The authorities announced that Philip Galea Farrugia and four other lawyers will be appointed magistrates shortly. Philip Galea Farrugia is the Deputy Attorney General who prosecuted the Degiorgio brothers. When it came to trial there was only time for his opening presentation. When he finished and it was time for the jury to start hearing the evidence, the Degiorgios changed their plea to guilty and went to prison for 40 years.

Philip Galea Farrugia was expected to be the prosecutor at the trial of Yorgen Fenech. He argued for the people in the protracted pre-trial stages and would have been preparing for the trial if he didn’t just get the job.

He applied for the job. It wasn’t thrust on him. Magistrates no longer find they’ve been hired on the whim of the prime minister. They need to apply for the job and go through a selection process. So, Philip Galea Farrugia wanted to leave the prosecutor’s office.

In the professional world there are things called constructive dismissals. Someone may not be fired out of a job, but their life is made uncomfortable enough for them to want to leave. This may have happened in Galea Farrugia’s case. He was passed over for the job of Attorney General when Victoria Buttigieg, without a day of experience in criminal law, was given the job. And since then, Victoria Buttigieg has shown little merit to justify her position.

As a magistrate Philip Galea Farrugia will be relieved of the politics of government. He will no longer be frustrated by appointments made against the public interest and in the interest of people in politics or near it whose life would be harder if the position of Attorney General was filled by someone competent.

We have gained a competent magistrate, but the people have lost their lawyer in court. The Attorney General’s office is thinner than ever. We are going in a court room to face the significant financial resources of Yorgen Fenech with untested prosecutors led by an Attorney General without a history of trial work.

Philip Galea Farrugia has every right to carve a path for himself and his career.

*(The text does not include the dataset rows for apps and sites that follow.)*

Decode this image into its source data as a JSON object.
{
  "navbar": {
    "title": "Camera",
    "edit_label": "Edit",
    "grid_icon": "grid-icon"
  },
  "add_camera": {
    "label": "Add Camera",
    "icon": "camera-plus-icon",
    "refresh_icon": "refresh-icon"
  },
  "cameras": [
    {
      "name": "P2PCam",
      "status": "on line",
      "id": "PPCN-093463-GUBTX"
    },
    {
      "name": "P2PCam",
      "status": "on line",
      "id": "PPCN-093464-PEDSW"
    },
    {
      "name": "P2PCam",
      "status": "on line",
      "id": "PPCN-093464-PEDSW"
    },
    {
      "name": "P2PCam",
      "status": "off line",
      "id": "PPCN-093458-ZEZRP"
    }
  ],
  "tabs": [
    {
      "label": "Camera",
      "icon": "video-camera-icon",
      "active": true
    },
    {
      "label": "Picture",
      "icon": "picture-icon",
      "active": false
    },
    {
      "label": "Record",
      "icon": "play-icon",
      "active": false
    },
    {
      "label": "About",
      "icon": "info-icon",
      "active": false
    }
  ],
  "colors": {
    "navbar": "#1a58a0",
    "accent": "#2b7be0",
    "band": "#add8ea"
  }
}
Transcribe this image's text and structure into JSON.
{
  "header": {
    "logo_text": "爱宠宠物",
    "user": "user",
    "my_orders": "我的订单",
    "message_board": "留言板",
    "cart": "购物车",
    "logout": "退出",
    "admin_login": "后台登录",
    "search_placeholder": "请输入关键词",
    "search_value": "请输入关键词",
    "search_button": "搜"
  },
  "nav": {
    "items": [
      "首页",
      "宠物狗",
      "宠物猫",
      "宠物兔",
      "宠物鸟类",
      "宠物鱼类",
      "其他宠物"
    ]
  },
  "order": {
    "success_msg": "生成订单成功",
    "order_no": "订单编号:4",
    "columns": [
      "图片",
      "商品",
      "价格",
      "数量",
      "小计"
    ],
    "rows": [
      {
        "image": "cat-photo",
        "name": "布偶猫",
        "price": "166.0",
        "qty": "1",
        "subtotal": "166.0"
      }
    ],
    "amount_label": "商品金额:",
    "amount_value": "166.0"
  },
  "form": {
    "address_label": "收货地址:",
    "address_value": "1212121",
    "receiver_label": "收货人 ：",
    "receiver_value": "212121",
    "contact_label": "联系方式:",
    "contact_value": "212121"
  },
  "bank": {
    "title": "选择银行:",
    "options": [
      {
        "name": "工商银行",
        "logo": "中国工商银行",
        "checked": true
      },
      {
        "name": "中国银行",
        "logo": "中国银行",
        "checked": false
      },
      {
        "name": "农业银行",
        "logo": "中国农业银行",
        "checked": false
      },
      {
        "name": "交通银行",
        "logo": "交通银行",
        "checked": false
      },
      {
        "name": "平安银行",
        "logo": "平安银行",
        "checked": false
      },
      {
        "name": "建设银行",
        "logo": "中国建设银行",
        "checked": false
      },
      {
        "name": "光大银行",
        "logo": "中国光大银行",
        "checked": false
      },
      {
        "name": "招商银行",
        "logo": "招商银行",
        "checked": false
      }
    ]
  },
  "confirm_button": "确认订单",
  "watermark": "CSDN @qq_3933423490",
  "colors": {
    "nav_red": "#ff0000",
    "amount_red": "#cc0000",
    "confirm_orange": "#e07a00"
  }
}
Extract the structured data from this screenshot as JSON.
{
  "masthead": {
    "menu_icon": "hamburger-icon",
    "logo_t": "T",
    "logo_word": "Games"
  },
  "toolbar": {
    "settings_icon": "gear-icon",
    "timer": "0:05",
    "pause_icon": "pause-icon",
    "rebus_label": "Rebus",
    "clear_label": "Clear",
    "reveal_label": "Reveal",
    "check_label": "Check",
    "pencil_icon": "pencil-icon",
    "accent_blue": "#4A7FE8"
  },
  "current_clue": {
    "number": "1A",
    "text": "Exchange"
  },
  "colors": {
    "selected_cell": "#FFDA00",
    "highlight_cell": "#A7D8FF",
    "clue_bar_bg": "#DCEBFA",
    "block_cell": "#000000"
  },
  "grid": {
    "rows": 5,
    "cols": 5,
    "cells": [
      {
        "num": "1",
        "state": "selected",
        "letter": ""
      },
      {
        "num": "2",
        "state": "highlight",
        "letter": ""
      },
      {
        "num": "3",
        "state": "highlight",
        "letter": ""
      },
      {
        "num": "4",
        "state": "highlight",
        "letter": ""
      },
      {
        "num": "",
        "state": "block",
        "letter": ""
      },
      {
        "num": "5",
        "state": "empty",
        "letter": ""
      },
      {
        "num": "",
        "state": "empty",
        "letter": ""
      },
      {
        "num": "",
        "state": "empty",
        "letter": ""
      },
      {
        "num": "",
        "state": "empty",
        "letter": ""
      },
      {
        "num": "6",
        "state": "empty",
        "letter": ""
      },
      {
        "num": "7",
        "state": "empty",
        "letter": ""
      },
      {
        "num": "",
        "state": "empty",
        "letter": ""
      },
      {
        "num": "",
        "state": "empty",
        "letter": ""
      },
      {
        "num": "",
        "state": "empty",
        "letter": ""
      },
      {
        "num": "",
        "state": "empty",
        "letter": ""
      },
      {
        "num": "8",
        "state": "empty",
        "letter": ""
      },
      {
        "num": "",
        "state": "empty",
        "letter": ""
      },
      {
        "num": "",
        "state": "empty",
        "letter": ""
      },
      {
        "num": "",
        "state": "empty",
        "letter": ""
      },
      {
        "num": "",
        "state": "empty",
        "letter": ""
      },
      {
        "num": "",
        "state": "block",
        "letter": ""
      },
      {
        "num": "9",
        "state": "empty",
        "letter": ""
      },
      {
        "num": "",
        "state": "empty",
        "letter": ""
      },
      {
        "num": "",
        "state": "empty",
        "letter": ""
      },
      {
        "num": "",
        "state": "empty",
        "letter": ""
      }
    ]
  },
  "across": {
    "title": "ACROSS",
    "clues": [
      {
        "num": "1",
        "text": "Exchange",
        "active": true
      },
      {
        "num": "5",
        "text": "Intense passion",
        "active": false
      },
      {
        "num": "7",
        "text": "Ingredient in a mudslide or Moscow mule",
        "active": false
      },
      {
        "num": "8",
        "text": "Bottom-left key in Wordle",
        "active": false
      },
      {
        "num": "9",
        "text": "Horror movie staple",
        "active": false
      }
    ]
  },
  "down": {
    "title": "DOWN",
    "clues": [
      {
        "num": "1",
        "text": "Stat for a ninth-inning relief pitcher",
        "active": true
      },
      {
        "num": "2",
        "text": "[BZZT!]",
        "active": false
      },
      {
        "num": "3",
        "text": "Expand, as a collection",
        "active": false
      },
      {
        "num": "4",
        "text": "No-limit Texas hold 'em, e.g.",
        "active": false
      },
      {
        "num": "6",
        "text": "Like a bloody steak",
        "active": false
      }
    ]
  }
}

We know we must respect that. But our right as law abiding citizens to be adequately represented in the prosecution of major crimes has just been nibbled some more.